[Data records for software interfaces]

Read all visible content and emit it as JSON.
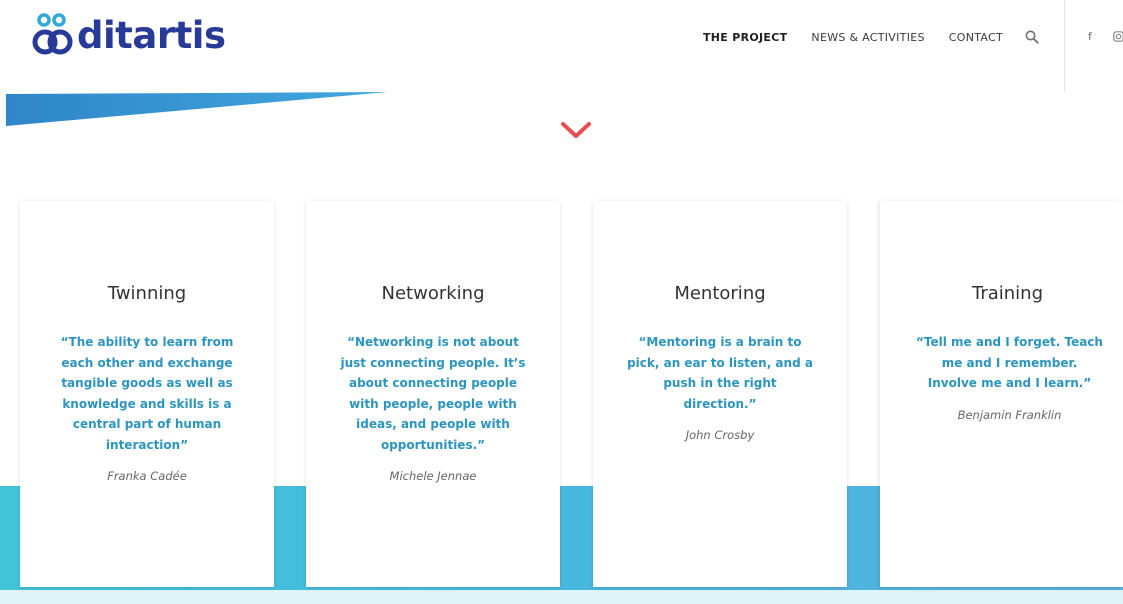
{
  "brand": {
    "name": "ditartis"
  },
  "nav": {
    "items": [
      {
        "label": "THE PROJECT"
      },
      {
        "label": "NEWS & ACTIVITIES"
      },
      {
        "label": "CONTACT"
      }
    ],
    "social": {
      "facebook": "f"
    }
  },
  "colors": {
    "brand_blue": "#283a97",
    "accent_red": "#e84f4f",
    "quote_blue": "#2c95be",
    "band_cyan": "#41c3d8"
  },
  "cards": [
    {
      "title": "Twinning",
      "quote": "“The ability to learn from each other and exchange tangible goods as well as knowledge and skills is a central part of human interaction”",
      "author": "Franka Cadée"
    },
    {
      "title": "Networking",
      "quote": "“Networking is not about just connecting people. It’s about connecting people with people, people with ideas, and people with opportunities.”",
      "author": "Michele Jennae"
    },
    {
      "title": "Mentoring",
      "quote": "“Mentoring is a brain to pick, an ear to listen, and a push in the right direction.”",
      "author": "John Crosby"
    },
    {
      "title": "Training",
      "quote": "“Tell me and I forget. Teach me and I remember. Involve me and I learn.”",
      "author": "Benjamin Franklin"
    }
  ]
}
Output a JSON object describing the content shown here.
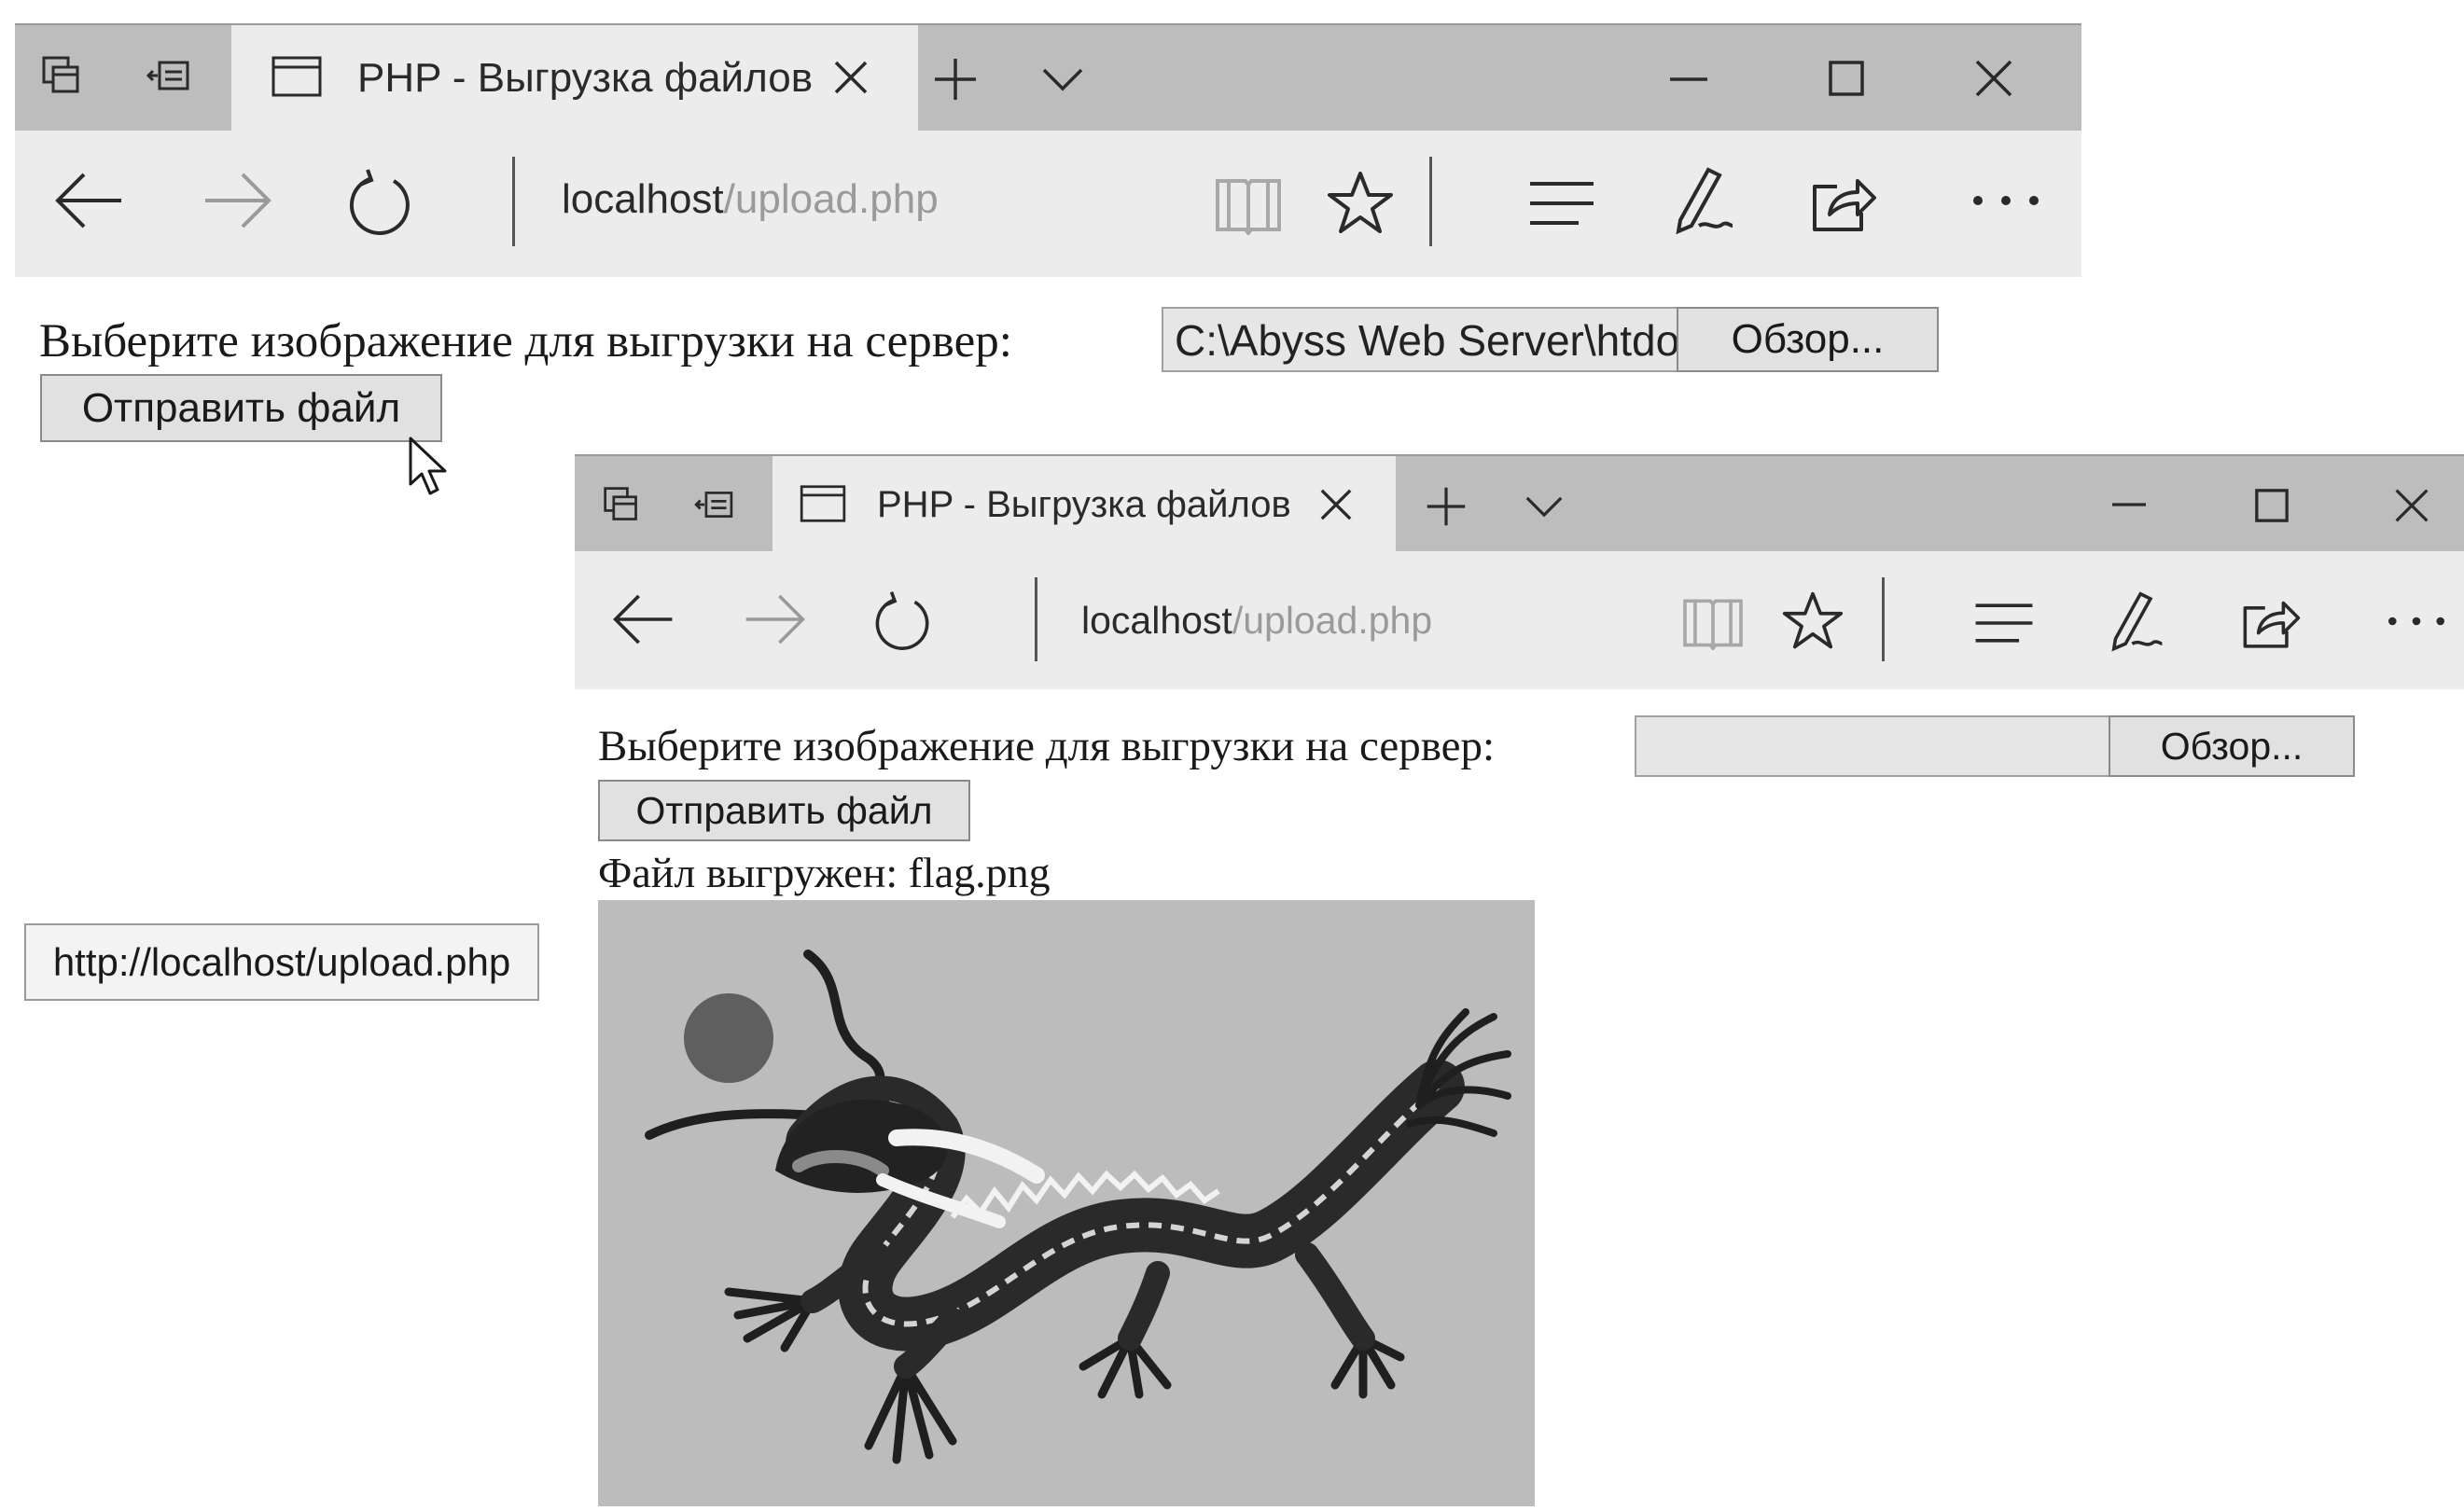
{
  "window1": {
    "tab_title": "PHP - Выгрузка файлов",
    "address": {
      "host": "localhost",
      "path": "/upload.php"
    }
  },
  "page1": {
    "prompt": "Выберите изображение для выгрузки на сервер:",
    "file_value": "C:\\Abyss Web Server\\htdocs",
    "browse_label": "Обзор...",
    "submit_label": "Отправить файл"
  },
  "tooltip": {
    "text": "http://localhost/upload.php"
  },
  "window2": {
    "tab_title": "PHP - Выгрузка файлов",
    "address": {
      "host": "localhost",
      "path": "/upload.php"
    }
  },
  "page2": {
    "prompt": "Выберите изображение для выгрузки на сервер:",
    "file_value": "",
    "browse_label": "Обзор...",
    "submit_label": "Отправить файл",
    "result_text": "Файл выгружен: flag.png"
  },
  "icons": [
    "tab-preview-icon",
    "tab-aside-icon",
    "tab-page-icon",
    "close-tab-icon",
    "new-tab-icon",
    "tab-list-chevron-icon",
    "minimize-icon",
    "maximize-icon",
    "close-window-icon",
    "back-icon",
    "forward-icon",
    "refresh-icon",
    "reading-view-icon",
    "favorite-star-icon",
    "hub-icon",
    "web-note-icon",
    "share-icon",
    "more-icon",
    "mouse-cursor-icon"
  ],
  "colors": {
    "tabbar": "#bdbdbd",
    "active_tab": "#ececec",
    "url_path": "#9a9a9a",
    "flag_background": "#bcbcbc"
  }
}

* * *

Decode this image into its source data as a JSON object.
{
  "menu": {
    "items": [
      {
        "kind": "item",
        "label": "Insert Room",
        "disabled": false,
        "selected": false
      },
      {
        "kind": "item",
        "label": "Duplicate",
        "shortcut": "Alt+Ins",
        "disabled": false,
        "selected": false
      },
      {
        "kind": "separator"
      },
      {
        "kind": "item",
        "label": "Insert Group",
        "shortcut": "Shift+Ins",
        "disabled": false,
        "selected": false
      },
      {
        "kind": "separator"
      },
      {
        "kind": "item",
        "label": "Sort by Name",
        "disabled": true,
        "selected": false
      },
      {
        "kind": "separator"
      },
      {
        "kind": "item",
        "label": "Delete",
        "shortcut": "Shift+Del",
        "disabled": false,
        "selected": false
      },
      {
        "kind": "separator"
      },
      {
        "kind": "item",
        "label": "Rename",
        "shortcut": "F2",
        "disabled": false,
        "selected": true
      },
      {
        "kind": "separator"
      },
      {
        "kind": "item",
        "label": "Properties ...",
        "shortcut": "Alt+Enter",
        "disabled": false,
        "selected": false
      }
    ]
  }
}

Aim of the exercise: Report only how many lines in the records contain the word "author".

Answer: 4